## Data for processing
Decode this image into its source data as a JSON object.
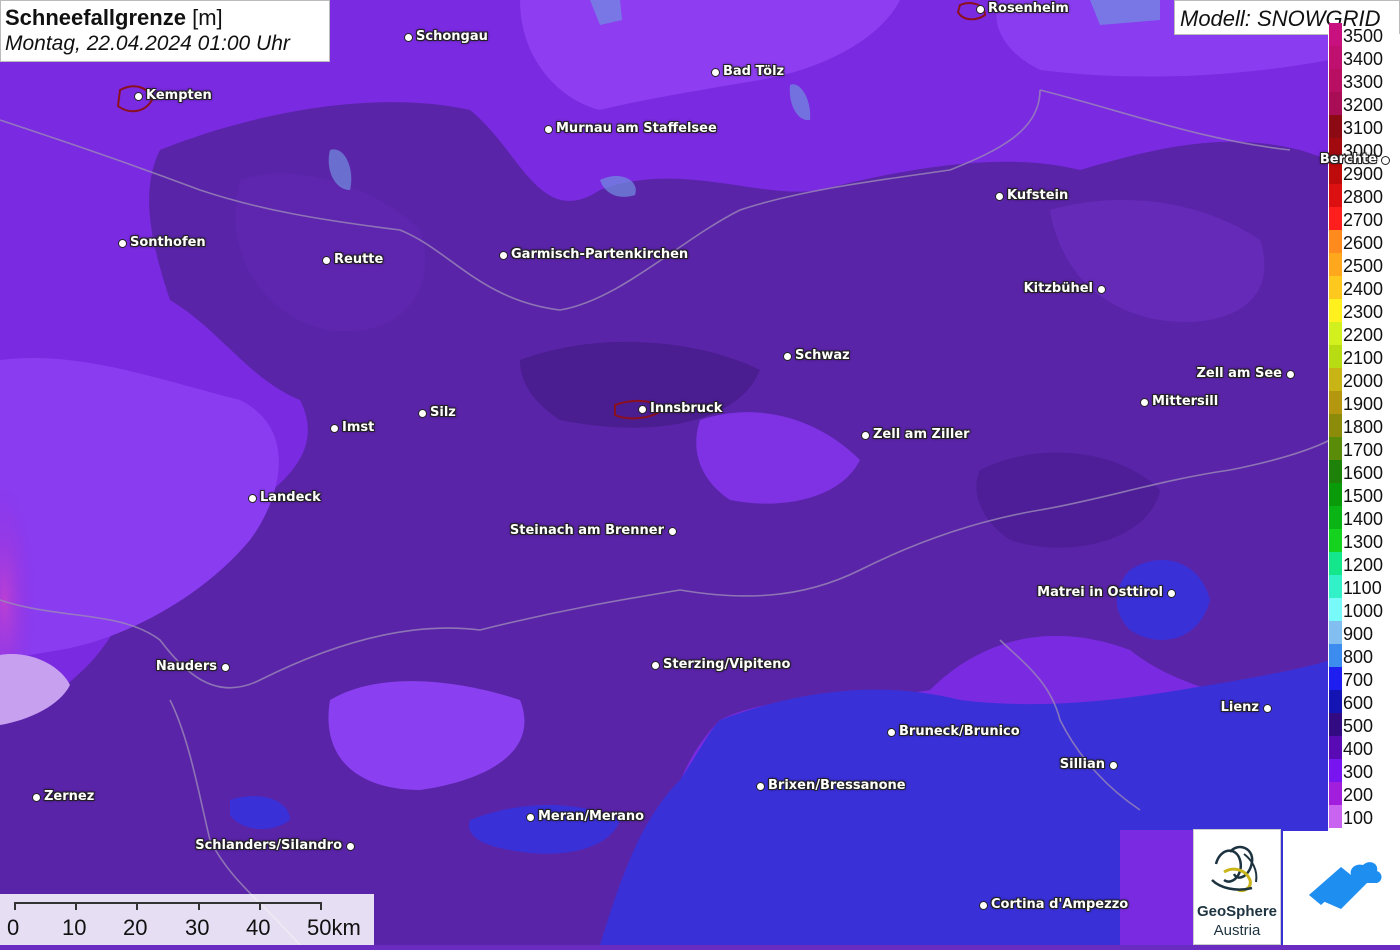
{
  "title": {
    "variable": "Schneefallgrenze",
    "unit": "[m]",
    "datetime": "Montag, 22.04.2024 01:00 Uhr"
  },
  "model": {
    "label": "Modell: SNOWGRID"
  },
  "legend": [
    {
      "value": "3500",
      "color": "#c8107e"
    },
    {
      "value": "3400",
      "color": "#c0106f"
    },
    {
      "value": "3300",
      "color": "#b80f62"
    },
    {
      "value": "3200",
      "color": "#a80d55"
    },
    {
      "value": "3100",
      "color": "#8c0a14"
    },
    {
      "value": "3000",
      "color": "#a20a10"
    },
    {
      "value": "2900",
      "color": "#bd0b0b"
    },
    {
      "value": "2800",
      "color": "#dc1010"
    },
    {
      "value": "2700",
      "color": "#ff1e1e"
    },
    {
      "value": "2600",
      "color": "#ff8a1e"
    },
    {
      "value": "2500",
      "color": "#ffa81e"
    },
    {
      "value": "2400",
      "color": "#ffc81e"
    },
    {
      "value": "2300",
      "color": "#fff01e"
    },
    {
      "value": "2200",
      "color": "#d2f01e"
    },
    {
      "value": "2100",
      "color": "#b8dc14"
    },
    {
      "value": "2000",
      "color": "#c8b414"
    },
    {
      "value": "1900",
      "color": "#b4960f"
    },
    {
      "value": "1800",
      "color": "#8c8c0a"
    },
    {
      "value": "1700",
      "color": "#5a8c0a"
    },
    {
      "value": "1600",
      "color": "#1e820a"
    },
    {
      "value": "1500",
      "color": "#0a9b0a"
    },
    {
      "value": "1400",
      "color": "#0ab414"
    },
    {
      "value": "1300",
      "color": "#14d21e"
    },
    {
      "value": "1200",
      "color": "#14e68c"
    },
    {
      "value": "1100",
      "color": "#32f0c8"
    },
    {
      "value": "1000",
      "color": "#78fafa"
    },
    {
      "value": "900",
      "color": "#82bef0"
    },
    {
      "value": "800",
      "color": "#3c8cf0"
    },
    {
      "value": "700",
      "color": "#1e1ef0"
    },
    {
      "value": "600",
      "color": "#1414b4"
    },
    {
      "value": "500",
      "color": "#320a82"
    },
    {
      "value": "400",
      "color": "#5a0ab4"
    },
    {
      "value": "300",
      "color": "#7814f0"
    },
    {
      "value": "200",
      "color": "#a01edc"
    },
    {
      "value": "100",
      "color": "#c864f0"
    }
  ],
  "cities": [
    {
      "name": "Rosenheim"
    },
    {
      "name": "Schongau"
    },
    {
      "name": "Kempten"
    },
    {
      "name": "Bad Tölz"
    },
    {
      "name": "Murnau am Staffelsee"
    },
    {
      "name": "Berchte"
    },
    {
      "name": "Kufstein"
    },
    {
      "name": "Sonthofen"
    },
    {
      "name": "Reutte"
    },
    {
      "name": "Garmisch-Partenkirchen"
    },
    {
      "name": "Kitzbühel"
    },
    {
      "name": "Schwaz"
    },
    {
      "name": "Zell am See"
    },
    {
      "name": "Mittersill"
    },
    {
      "name": "Innsbruck"
    },
    {
      "name": "Silz"
    },
    {
      "name": "Imst"
    },
    {
      "name": "Zell am Ziller"
    },
    {
      "name": "Landeck"
    },
    {
      "name": "Steinach am Brenner"
    },
    {
      "name": "Matrei in Osttirol"
    },
    {
      "name": "Nauders"
    },
    {
      "name": "Sterzing/Vipiteno"
    },
    {
      "name": "Lienz"
    },
    {
      "name": "Bruneck/Brunico"
    },
    {
      "name": "Sillian"
    },
    {
      "name": "Brixen/Bressanone"
    },
    {
      "name": "Zernez"
    },
    {
      "name": "Meran/Merano"
    },
    {
      "name": "Schlanders/Silandro"
    },
    {
      "name": "Cortina d'Ampezzo"
    }
  ],
  "scale_bar": {
    "labels": [
      "0",
      "10",
      "20",
      "30",
      "40",
      "50km"
    ]
  },
  "logos": {
    "geosphere_name": "GeoSphere",
    "geosphere_sub": "Austria"
  }
}
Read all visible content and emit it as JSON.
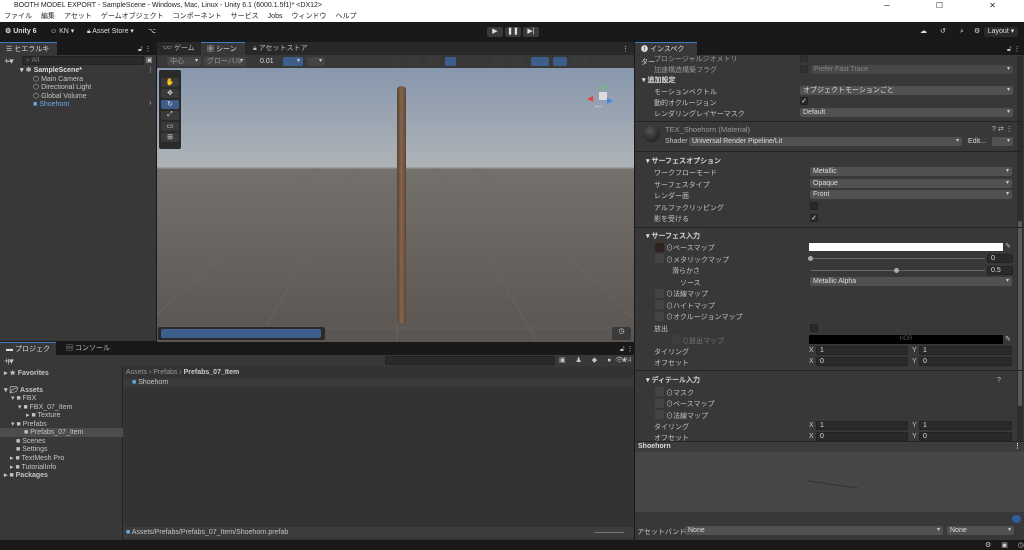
{
  "window": {
    "title": "BOOTH MODEL EXPORT - SampleScene - Windows, Mac, Linux - Unity 6.1 (6000.1.5f1)* <DX12>",
    "controls": "─ ☐ ✕"
  },
  "menu": [
    "ファイル",
    "編集",
    "アセット",
    "ゲームオブジェクト",
    "コンポーネント",
    "サービス",
    "Jobs",
    "ウィンドウ",
    "ヘルプ"
  ],
  "toolbar": {
    "unity": "Unity 6",
    "account": "KN ▾",
    "asset_store": "Asset Store ▾",
    "layout": "Layout ▾"
  },
  "hierarchy": {
    "tab": "ヒエラルキー",
    "search_placeholder": "All",
    "scene": "SampleScene*",
    "items": [
      "Main Camera",
      "Directional Light",
      "Global Volume",
      "Shoehorn"
    ]
  },
  "scene": {
    "tabs": [
      "ゲーム",
      "シーン",
      "アセットストア"
    ],
    "pivot": "中心",
    "space": "グローバル",
    "snap": "0.01"
  },
  "project": {
    "tabs": [
      "プロジェクト",
      "コンソール"
    ],
    "tree": {
      "favorites": "Favorites",
      "assets": "Assets",
      "fbx": "FBX",
      "fbx_item": "FBX_07_Item",
      "texture": "Texture",
      "prefabs": "Prefabs",
      "prefabs_item": "Prefabs_07_Item",
      "scenes": "Scenes",
      "settings": "Settings",
      "textmesh": "TextMesh Pro",
      "tutorial": "TutorialInfo",
      "packages": "Packages"
    },
    "breadcrumb": [
      "Assets",
      "Prefabs",
      "Prefabs_07_Item"
    ],
    "asset": "Shoehorn",
    "path": "Assets/Prefabs/Prefabs_07_Item/Shoehorn.prefab",
    "count": "24"
  },
  "inspector": {
    "tab": "インスペクター",
    "procedural": "プロシージャルジオメトリ",
    "accel": "加速構造構築フラグ",
    "accel_value": "Prefer Fast Trace",
    "additional": "追加設定",
    "motion": "モーションベクトル",
    "motion_value": "オブジェクトモーションごと",
    "occlusion": "動的オクルージョン",
    "layer_mask": "レンダリングレイヤーマスク",
    "layer_mask_value": "Default",
    "material": "TEX_Shoehorn (Material)",
    "shader_label": "Shader",
    "shader": "Universal Render Pipeline/Lit",
    "edit": "Edit...",
    "surface_options": "サーフェスオプション",
    "workflow": "ワークフローモード",
    "workflow_value": "Metallic",
    "surface_type": "サーフェスタイプ",
    "surface_type_value": "Opaque",
    "render_face": "レンダー面",
    "render_face_value": "Front",
    "alpha_clip": "アルファクリッピング",
    "receive_shadows": "影を受ける",
    "surface_inputs": "サーフェス入力",
    "base_map": "ベースマップ",
    "metallic_map": "メタリックマップ",
    "metallic_value": "0",
    "smoothness": "滑らかさ",
    "smoothness_value": "0.5",
    "source": "ソース",
    "source_value": "Metallic Alpha",
    "normal_map": "法線マップ",
    "height_map": "ハイトマップ",
    "occlusion_map": "オクルージョンマップ",
    "emission": "放出",
    "emission_map": "放出マップ",
    "hdr": "HDR",
    "tiling": "タイリング",
    "offset": "オフセット",
    "x": "X",
    "y": "Y",
    "one": "1",
    "zero": "0",
    "detail_inputs": "ディテール入力",
    "mask": "マスク",
    "detail_base": "ベースマップ",
    "detail_normal": "法線マップ",
    "preview_title": "Shoehorn",
    "asset_bundle": "アセットバンドル",
    "bundle_value": "None",
    "bundle_variant": "None"
  }
}
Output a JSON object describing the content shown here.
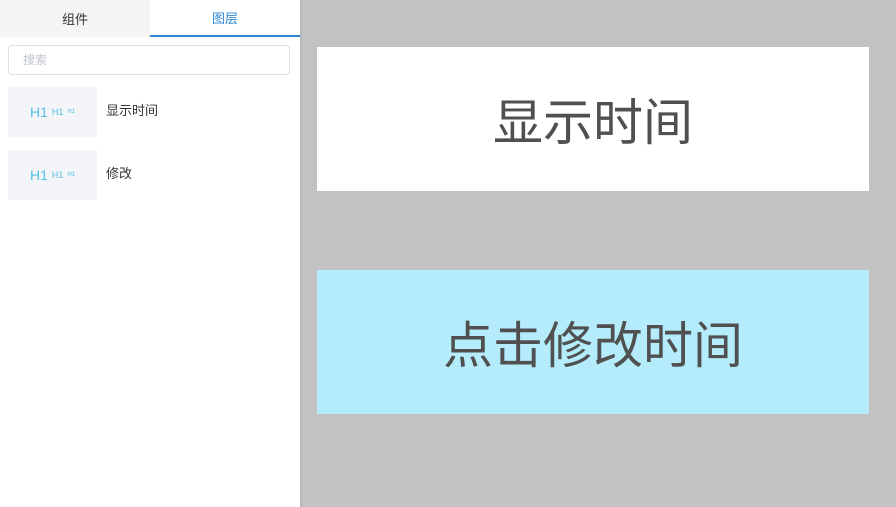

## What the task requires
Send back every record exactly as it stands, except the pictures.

## Your solution
Decode this image into its source data as a JSON object.
{
  "title": {
    "variable": "Schneefallgrenze",
    "unit": "[m]",
    "datetime": "Montag, 22.04.2024 01:00 Uhr"
  },
  "model": {
    "label": "Modell: SNOWGRID"
  },
  "legend": [
    {
      "value": "3500",
      "color": "#c8107e"
    },
    {
      "value": "3400",
      "color": "#c0106f"
    },
    {
      "value": "3300",
      "color": "#b80f62"
    },
    {
      "value": "3200",
      "color": "#a80d55"
    },
    {
      "value": "3100",
      "color": "#8c0a14"
    },
    {
      "value": "3000",
      "color": "#a20a10"
    },
    {
      "value": "2900",
      "color": "#bd0b0b"
    },
    {
      "value": "2800",
      "color": "#dc1010"
    },
    {
      "value": "2700",
      "color": "#ff1e1e"
    },
    {
      "value": "2600",
      "color": "#ff8a1e"
    },
    {
      "value": "2500",
      "color": "#ffa81e"
    },
    {
      "value": "2400",
      "color": "#ffc81e"
    },
    {
      "value": "2300",
      "color": "#fff01e"
    },
    {
      "value": "2200",
      "color": "#d2f01e"
    },
    {
      "value": "2100",
      "color": "#b8dc14"
    },
    {
      "value": "2000",
      "color": "#c8b414"
    },
    {
      "value": "1900",
      "color": "#b4960f"
    },
    {
      "value": "1800",
      "color": "#8c8c0a"
    },
    {
      "value": "1700",
      "color": "#5a8c0a"
    },
    {
      "value": "1600",
      "color": "#1e820a"
    },
    {
      "value": "1500",
      "color": "#0a9b0a"
    },
    {
      "value": "1400",
      "color": "#0ab414"
    },
    {
      "value": "1300",
      "color": "#14d21e"
    },
    {
      "value": "1200",
      "color": "#14e68c"
    },
    {
      "value": "1100",
      "color": "#32f0c8"
    },
    {
      "value": "1000",
      "color": "#78fafa"
    },
    {
      "value": "900",
      "color": "#82bef0"
    },
    {
      "value": "800",
      "color": "#3c8cf0"
    },
    {
      "value": "700",
      "color": "#1e1ef0"
    },
    {
      "value": "600",
      "color": "#1414b4"
    },
    {
      "value": "500",
      "color": "#320a82"
    },
    {
      "value": "400",
      "color": "#5a0ab4"
    },
    {
      "value": "300",
      "color": "#7814f0"
    },
    {
      "value": "200",
      "color": "#a01edc"
    },
    {
      "value": "100",
      "color": "#c864f0"
    }
  ],
  "cities": [
    {
      "name": "Rosenheim"
    },
    {
      "name": "Schongau"
    },
    {
      "name": "Kempten"
    },
    {
      "name": "Bad Tölz"
    },
    {
      "name": "Murnau am Staffelsee"
    },
    {
      "name": "Berchte"
    },
    {
      "name": "Kufstein"
    },
    {
      "name": "Sonthofen"
    },
    {
      "name": "Reutte"
    },
    {
      "name": "Garmisch-Partenkirchen"
    },
    {
      "name": "Kitzbühel"
    },
    {
      "name": "Schwaz"
    },
    {
      "name": "Zell am See"
    },
    {
      "name": "Mittersill"
    },
    {
      "name": "Innsbruck"
    },
    {
      "name": "Silz"
    },
    {
      "name": "Imst"
    },
    {
      "name": "Zell am Ziller"
    },
    {
      "name": "Landeck"
    },
    {
      "name": "Steinach am Brenner"
    },
    {
      "name": "Matrei in Osttirol"
    },
    {
      "name": "Nauders"
    },
    {
      "name": "Sterzing/Vipiteno"
    },
    {
      "name": "Lienz"
    },
    {
      "name": "Bruneck/Brunico"
    },
    {
      "name": "Sillian"
    },
    {
      "name": "Brixen/Bressanone"
    },
    {
      "name": "Zernez"
    },
    {
      "name": "Meran/Merano"
    },
    {
      "name": "Schlanders/Silandro"
    },
    {
      "name": "Cortina d'Ampezzo"
    }
  ],
  "scale_bar": {
    "labels": [
      "0",
      "10",
      "20",
      "30",
      "40",
      "50km"
    ]
  },
  "logos": {
    "geosphere_name": "GeoSphere",
    "geosphere_sub": "Austria"
  }
}
Read all visible content and emit it as JSON.
{
  "window": {
    "title": "BOOTH MODEL EXPORT - SampleScene - Windows, Mac, Linux - Unity 6.1 (6000.1.5f1)* <DX12>",
    "controls": "─ ☐ ✕"
  },
  "menu": [
    "ファイル",
    "編集",
    "アセット",
    "ゲームオブジェクト",
    "コンポーネント",
    "サービス",
    "Jobs",
    "ウィンドウ",
    "ヘルプ"
  ],
  "toolbar": {
    "unity": "Unity 6",
    "account": "KN ▾",
    "asset_store": "Asset Store ▾",
    "layout": "Layout ▾"
  },
  "hierarchy": {
    "tab": "ヒエラルキー",
    "search_placeholder": "All",
    "scene": "SampleScene*",
    "items": [
      "Main Camera",
      "Directional Light",
      "Global Volume",
      "Shoehorn"
    ]
  },
  "scene": {
    "tabs": [
      "ゲーム",
      "シーン",
      "アセットストア"
    ],
    "pivot": "中心",
    "space": "グローバル",
    "snap": "0.01"
  },
  "project": {
    "tabs": [
      "プロジェクト",
      "コンソール"
    ],
    "tree": {
      "favorites": "Favorites",
      "assets": "Assets",
      "fbx": "FBX",
      "fbx_item": "FBX_07_Item",
      "texture": "Texture",
      "prefabs": "Prefabs",
      "prefabs_item": "Prefabs_07_Item",
      "scenes": "Scenes",
      "settings": "Settings",
      "textmesh": "TextMesh Pro",
      "tutorial": "TutorialInfo",
      "packages": "Packages"
    },
    "breadcrumb": [
      "Assets",
      "Prefabs",
      "Prefabs_07_Item"
    ],
    "asset": "Shoehorn",
    "path": "Assets/Prefabs/Prefabs_07_Item/Shoehorn.prefab",
    "count": "24"
  },
  "inspector": {
    "tab": "インスペクター",
    "procedural": "プロシージャルジオメトリ",
    "accel": "加速構造構築フラグ",
    "accel_value": "Prefer Fast Trace",
    "additional": "追加設定",
    "motion": "モーションベクトル",
    "motion_value": "オブジェクトモーションごと",
    "occlusion": "動的オクルージョン",
    "layer_mask": "レンダリングレイヤーマスク",
    "layer_mask_value": "Default",
    "material": "TEX_Shoehorn (Material)",
    "shader_label": "Shader",
    "shader": "Universal Render Pipeline/Lit",
    "edit": "Edit...",
    "surface_options": "サーフェスオプション",
    "workflow": "ワークフローモード",
    "workflow_value": "Metallic",
    "surface_type": "サーフェスタイプ",
    "surface_type_value": "Opaque",
    "render_face": "レンダー面",
    "render_face_value": "Front",
    "alpha_clip": "アルファクリッピング",
    "receive_shadows": "影を受ける",
    "surface_inputs": "サーフェス入力",
    "base_map": "ベースマップ",
    "metallic_map": "メタリックマップ",
    "metallic_value": "0",
    "smoothness": "滑らかさ",
    "smoothness_value": "0.5",
    "source": "ソース",
    "source_value": "Metallic Alpha",
    "normal_map": "法線マップ",
    "height_map": "ハイトマップ",
    "occlusion_map": "オクルージョンマップ",
    "emission": "放出",
    "emission_map": "放出マップ",
    "hdr": "HDR",
    "tiling": "タイリング",
    "offset": "オフセット",
    "x": "X",
    "y": "Y",
    "one": "1",
    "zero": "0",
    "detail_inputs": "ディテール入力",
    "mask": "マスク",
    "detail_base": "ベースマップ",
    "detail_normal": "法線マップ",
    "preview_title": "Shoehorn",
    "asset_bundle": "アセットバンドル",
    "bundle_value": "None",
    "bundle_variant": "None"
  }
}
Output a JSON object describing the content shown here.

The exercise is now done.